By Vivian Warby and Louise Flanagan
The inauguration ceremony planned to celebrate ANC leader Jacob Zuma becoming the country's third democratically elected president will carry a price tag of R75-million.
The event at the Union Buildings in Pretoria on May 9 will see heads of state, MPs, newly-elected premiers, presiding officers of Parliament, diplomats, bodies such as the UN, African Union and Southern African Development Community, as well as the cream of local and international business and community leaders, descend on the city, according to government spokesperson Themba Maseko.
He said it would be "quite a huge affair. Considering the global financial situation, finances have been capped for it, but we are certainly going to be putting on a glittering event."
The R75-million budget comes from both the Department of Foreign Affairs and Department of Public Works. Foreign Affairs pays for inauguration costs under its protocol budget.
The National Treasury's 2009 Estimates of National Expenditure has set aside R60-million for the event, while the Department of Public Works has allocated R15-million.
This excludes any spending by police or security agencies, government communications, the Presidency or any other department on the event.
Ex-president Thabo Mbeki's second inauguration in 2004 probably cost about the same, while his 1999 inauguration cost Foreign Affairs R43,3-million.
Planning for Zuma's inauguration began months ago. In mid-January, tenders went out for the design, supply, erection, maintenance and removal of marquees. Two weeks later, another tender was issued for additional marquees.
In February, tenders were issued for temporary security fencing; sound, audiovisual and electrical equipment; furniture and portable toilets; horticultural services and decorations; red-carpet runners and "gold rods"; as well as seating, tables and linen.
The guest list for the formal inauguration ceremony is about 4 000-strong, said Maseko.
The lawns below the Union Buildings will be packed with tens of thousands of ordinary South Africans, bused in to witness Zuma being sworn in.
Those who can't attend will be able to watch live television broadcasts on any of the 100 big plasma screens to be erected across the country.
The formal inauguration ceremony usually ends at midday. While the dignitaries and VIPs eat lunch, people on the lawns will be treated to a concert.
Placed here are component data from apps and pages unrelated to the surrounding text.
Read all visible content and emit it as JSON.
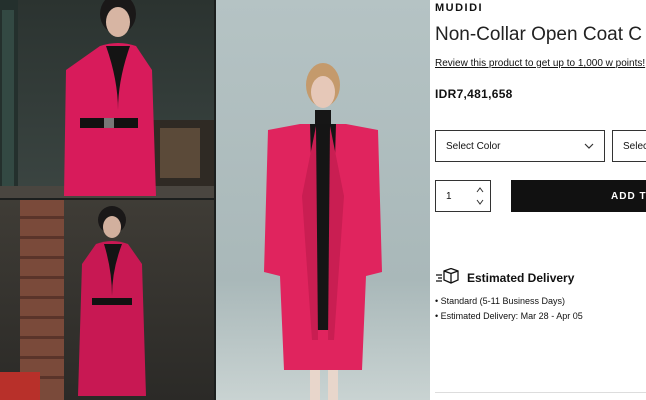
{
  "photos": {
    "top_left": "drama-scene-woman-in-pink-coat",
    "bottom_left": "drama-scene-woman-in-pink-coat-full-length",
    "center": "model-wearing-pink-non-collar-coat"
  },
  "product": {
    "brand": "MUDIDI",
    "title": "Non-Collar Open Coat C",
    "review_link": "Review this product to get up to 1,000 w points!",
    "price": "IDR7,481,658",
    "color_select": "Select Color",
    "size_select": "Selec",
    "quantity": "1",
    "add_button": "ADD TO",
    "delivery": {
      "title": "Estimated Delivery",
      "items": [
        "Standard (5-11 Business Days)",
        "Estimated Delivery: Mar 28 - Apr 05"
      ]
    }
  },
  "colors": {
    "coat": "#e0245e",
    "button_bg": "#111111"
  }
}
The evening usually sees a gala event for the luminaries, hosted by the new president.
Maseko said negotiations were still under way as to who would perform at the concert.
However, it's expected the line-up will include some of the country's foremost musicians and pop stars.
The government is keeping details of who has made it onto the guest list close to its chest.
Maseko said yesterday it had yet to be finalised. However, it is understood that Sudanese President Omar al-Bashir has not been invited, and nor have leaders from Madagascar, Mauritania, Guinea-Bissau and Guinea.
The Dalai Lama, the Tibetan spiritual leader, has also not cracked a nod as "he is not a head of state", said Maseko.
The US embassy advised yesterday that, contrary to reports in the Sunday Times, US Secretary of State Hillary Clinton would not be attending in the place of President Barack Obama. The name of a US representative has yet to be announced.